The focus areas of the study were Hg amalgam toxicity, its waste management practices and safety measures practiced among the dental practitioners. In the light of the findings described and discussed in this brief report, to safeguard public health and for the protection of environment, it is strongly recommended that since mercury amalgam use cannot be banned immediately in the country, its use may be regularized and allowed subject to use of “Amalgam Separators,” “Capsulated Mercury” and “Mechanized Mixing,” use of mercury amalgam be banned for children (below 12 years age) and pregnant women. The curriculum currently being taught at medical and dental colleges in the country be reviewed and revised, to ensure adequate training towards minimizing mercury exposure.
Safe removal of amalgam fillings in dental clinic: use of synergic nasal filters (active carbon) and phytonaturals
Thus, dentist and patient should have been encouraged to avoid risk factors associated with unnecessary exposure to mercury during/after removal amalgam fillings. Mercury exposure from amalgam fillings is dramatically increased by chewing, eating, brushing, and drinking hot liquids. To avoid this, the use of safe protocols for dental filling removal together with (the synergic) use of nasal filters (active carbon) and nutritional supplements (i.e.: Curcuma longa, Clorella, Desmodium….) would enhance endogenous detoxification capacities against heavy metals in patients before / during / after removal of dental amalgam.
Longitudinal analysis of the association between removal of dental amalgam, urine mercury and 14 self-reported health symptoms
At baseline, individuals with dental amalgam fillings have double the measured urine mercury compared to a control group of persons who have never had amalgam fillings. Removal of amalgam fillings decreases measured urine mercury to levels in persons without amalgam fillings. Although urine mercury levels in our sample are considered by Health Canada to be too low to pose health risks, removal of amalgam fillings reduced the likelihood of self-reported symptom deterioration and increased the likelihood of symptom improvement in comparison to people who retained their amalgam fillings.
To maximize safety, dental schools should train students to remove amalgam only while using water spray and high volume suction. Alternatively, students should use appropriate occupational hygiene personal protective equipment during amalgam removals.
In 2010, the U.S. Environmental Protection Agency (EPA) announced its intention to propose a rule to reduce mercury waste produced by dental offices. The agency intends to focus its technology assessment on amalgam separators and is preparing a regulatory proposal for review. Amalgam separators are devices designed to capture amalgam particles from dental office wastewater before it is discharged into the public sewer system.
Today’s environment has diﬀerent impacts on our body than previous generations. Heavy metals are a growing concern in medicine. Doctors and individuals request the removal of their amalgam (silver mercury) restorations due to the high mercury content. A safe protocol to replace the silver mercury ﬁlling will ensure that there is minimal if any absorption of materials while being removed.
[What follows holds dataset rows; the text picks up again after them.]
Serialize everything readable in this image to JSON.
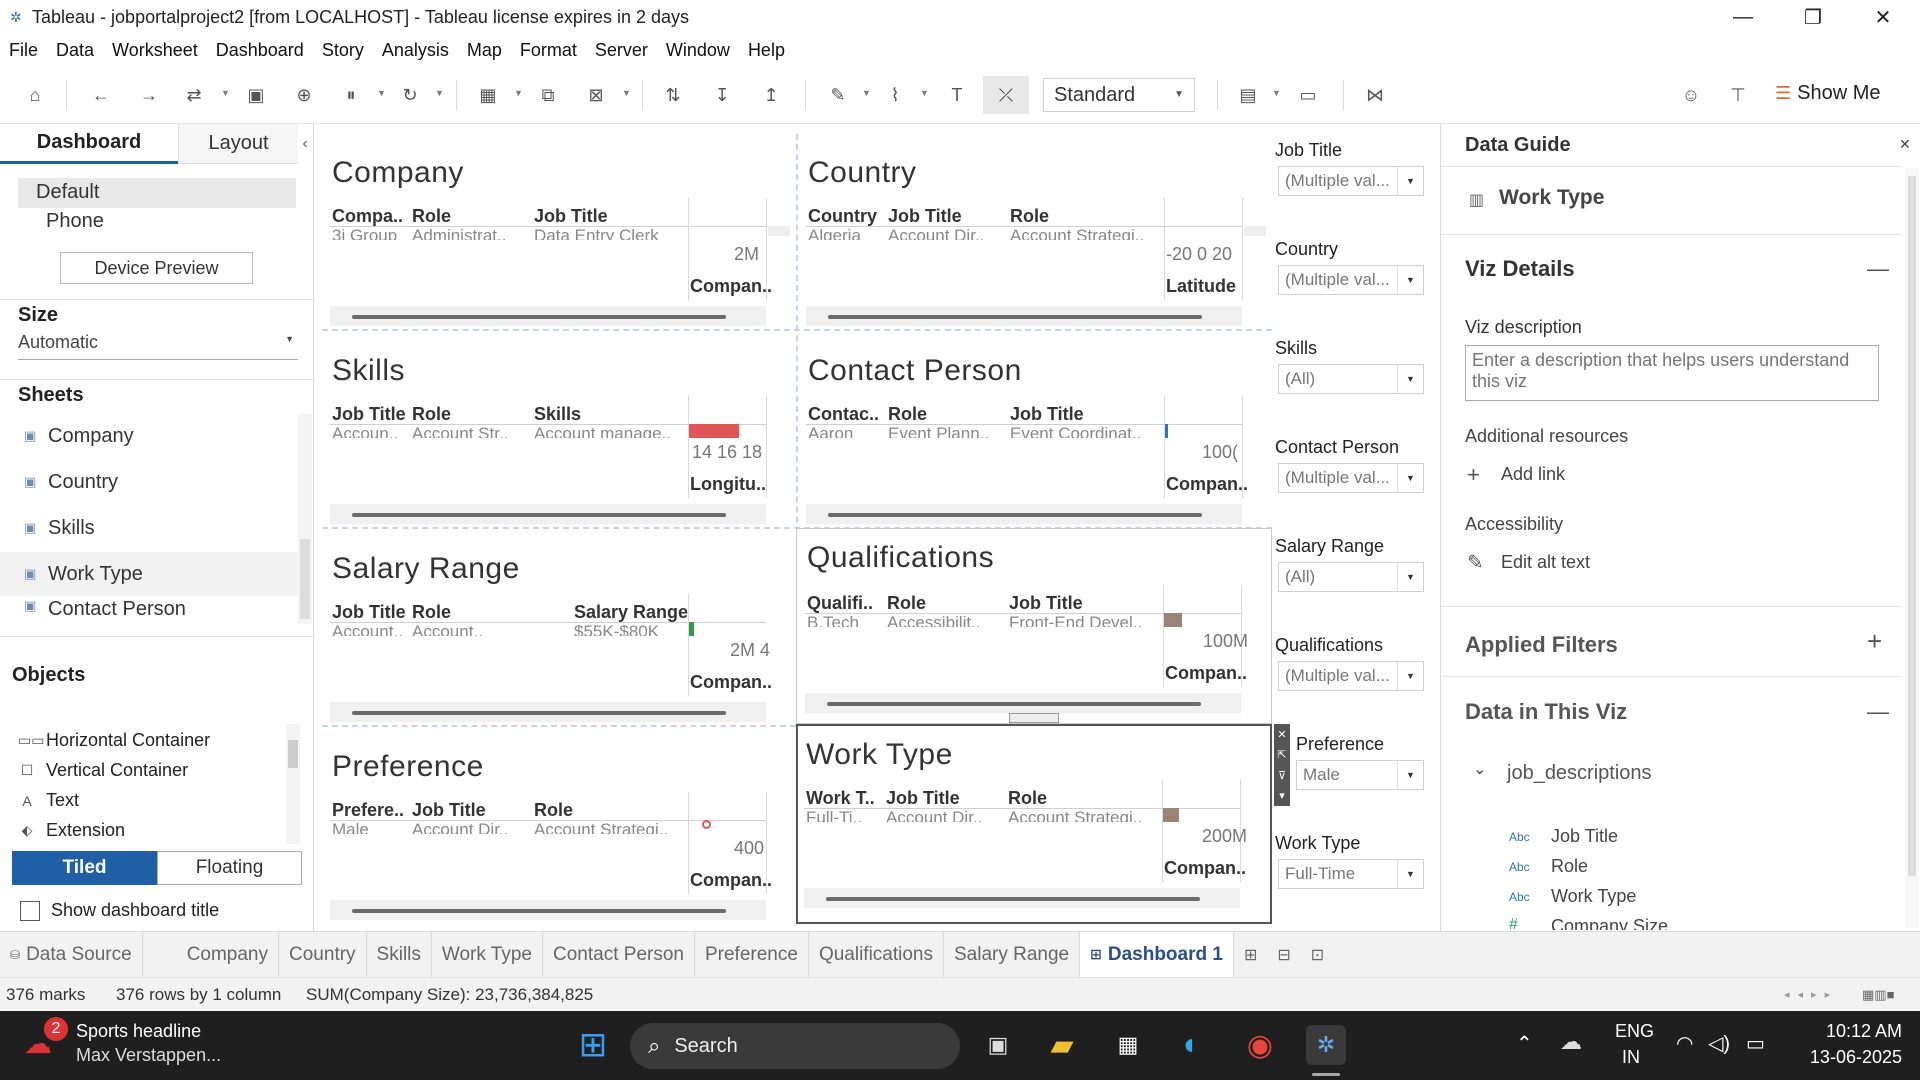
{
  "window": {
    "title": "Tableau - jobportalproject2 [from LOCALHOST] - Tableau license expires in 2 days"
  },
  "menu": [
    "File",
    "Data",
    "Worksheet",
    "Dashboard",
    "Story",
    "Analysis",
    "Map",
    "Format",
    "Server",
    "Window",
    "Help"
  ],
  "toolbar": {
    "fit_select": "Standard",
    "show_me": "Show Me"
  },
  "left": {
    "tabs": {
      "dashboard": "Dashboard",
      "layout": "Layout"
    },
    "devices": {
      "default": "Default",
      "phone": "Phone",
      "preview_button": "Device Preview"
    },
    "size": {
      "title": "Size",
      "value": "Automatic"
    },
    "sheets_title": "Sheets",
    "sheets": [
      "Company",
      "Country",
      "Skills",
      "Work Type",
      "Contact Person"
    ],
    "objects_title": "Objects",
    "objects": [
      "Horizontal Container",
      "Vertical Container",
      "Text",
      "Extension"
    ],
    "tiled": "Tiled",
    "floating": "Floating",
    "show_title": "Show dashboard title"
  },
  "tiles": {
    "company": {
      "title": "Company",
      "h1": "Compa..",
      "h2": "Role",
      "h3": "Job Title",
      "c1": "3i Group",
      "c2": "Administrat..",
      "c3": "Data Entry Clerk",
      "axis": "2M",
      "label": "Compan.."
    },
    "country": {
      "title": "Country",
      "h1": "Country",
      "h2": "Job Title",
      "h3": "Role",
      "c1": "Algeria",
      "c2": "Account Dir..",
      "c3": "Account Strategi..",
      "axis": "-20  0  20",
      "label": "Latitude"
    },
    "skills": {
      "title": "Skills",
      "h1": "Job Title",
      "h2": "Role",
      "h3": "Skills",
      "c1": "Accoun..",
      "c2": "Account Str..",
      "c3": "Account manage..",
      "axis": "14 16 18",
      "label": "Longitu.."
    },
    "contact": {
      "title": "Contact Person",
      "h1": "Contac..",
      "h2": "Role",
      "h3": "Job Title",
      "c1": "Aaron",
      "c2": "Event Plann..",
      "c3": "Event Coordinat..",
      "axis": "100(",
      "label": "Compan.."
    },
    "salary": {
      "title": "Salary Range",
      "h1": "Job Title",
      "h2": "Role",
      "h3": "Salary Range",
      "c1": "Account..",
      "c2": "Account..",
      "c3": "$55K-$80K",
      "axis": "2M  4",
      "label": "Compan.."
    },
    "qual": {
      "title": "Qualifications",
      "h1": "Qualifi..",
      "h2": "Role",
      "h3": "Job Title",
      "c1": "B.Tech",
      "c2": "Accessibilit..",
      "c3": "Front-End Devel..",
      "axis": "100M",
      "label": "Compan.."
    },
    "pref": {
      "title": "Preference",
      "h1": "Prefere..",
      "h2": "Job Title",
      "h3": "Role",
      "c1": "Male",
      "c2": "Account Dir..",
      "c3": "Account Strategi..",
      "axis": "400",
      "label": "Compan.."
    },
    "worktype": {
      "title": "Work Type",
      "h1": "Work T..",
      "h2": "Job Title",
      "h3": "Role",
      "c1": "Full-Ti..",
      "c2": "Account Dir..",
      "c3": "Account Strategi..",
      "axis": "200M",
      "label": "Compan.."
    }
  },
  "filters": [
    {
      "title": "Job Title",
      "value": "(Multiple val..."
    },
    {
      "title": "Country",
      "value": "(Multiple val..."
    },
    {
      "title": "Skills",
      "value": "(All)"
    },
    {
      "title": "Contact Person",
      "value": "(Multiple val..."
    },
    {
      "title": "Salary Range",
      "value": "(All)"
    },
    {
      "title": "Qualifications",
      "value": "(Multiple val..."
    },
    {
      "title": "Preference",
      "value": "Male"
    },
    {
      "title": "Work Type",
      "value": "Full-Time"
    }
  ],
  "guide": {
    "title": "Data Guide",
    "sheet": "Work Type",
    "viz_details": "Viz Details",
    "viz_desc_label": "Viz description",
    "viz_desc_placeholder": "Enter a description that helps users understand this viz",
    "additional": "Additional resources",
    "add_link": "Add link",
    "accessibility": "Accessibility",
    "edit_alt": "Edit alt text",
    "applied_filters": "Applied Filters",
    "data_in_viz": "Data in This Viz",
    "datasource": "job_descriptions",
    "fields": [
      "Job Title",
      "Role",
      "Work Type",
      "Company Size"
    ]
  },
  "sheet_tabs": [
    "Data Source",
    "Company",
    "Country",
    "Skills",
    "Work Type",
    "Contact Person",
    "Preference",
    "Qualifications",
    "Salary Range",
    "Dashboard 1"
  ],
  "status": {
    "marks": "376 marks",
    "rows": "376 rows by 1 column",
    "sum": "SUM(Company Size): 23,736,384,825"
  },
  "taskbar": {
    "news_badge": "2",
    "news_title": "Sports headline",
    "news_sub": "Max Verstappen...",
    "search": "Search",
    "lang1": "ENG",
    "lang2": "IN",
    "time": "10:12 AM",
    "date": "13-06-2025"
  },
  "colors": {
    "accent": "#1f5fa6",
    "salmon_bar": "#e05555",
    "green_bar": "#2f9b47",
    "taupe_bar": "#9a8478",
    "tiled_bg": "#1f5fa6"
  }
}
Strong alternative white composite and lab-processed materials are available today to create a healthy and functioning mouth. Preparation of the patient prior to the procedure and after treatment is vital to establish the excretion of the mercury from the body.
Effects from exposure to dental amalgam on systemic mercury levels in patients and dental school students
Results: A statistically significant difference was found among dependent groups 1 and 2 (p = 0.0038), whereas mercury levels increased considerably after the first occupational contact of all subjects. Conclusions: Occupational exposure to dental amalgam poses a potential risk of increasing systemic mercury levels, although urine mercury levels in all the sample participants were below the limits of biologic tolerance.
The mean blood concentration of mercury was 6.3 μg/l (SD=1.31 range 4.15–8.93). BML was positively associated with age, years in practice, working hours per day, number of amalgam restorations per day, number of amalgam removal per week, sea food consumption, working years in present office, using amalgam powder, using diamond bur for amalgam removal, dry sterilization of amalgam contaminated instruments, and deficient air ventilation.
Amalgam waste storage is done in a leak-proof, plastic container filled with water until disposed according to manufacturer instructions (Nixon and Rowbotham 1971, Mantyla and Wright 1976, Johnson 1978). Habitual amalgamator checks for cracks and mercury leakage is crucial (Langworth et al. 1997, Brown and Sherriff 2002).
This study evaluated the ability of a chairside filtration system to remove particulate-based mercury (Hg) from dental-unit wastewater. Prototypes of the chairside filtration system were designed and fabricated using reusable filter chambers with disposable filter elements. The system was installed in five dental operatories utilizing filter elements with nominal pore sizes of 50μm, 15μm, 1μm, 0.5μm, or with no system installed (control).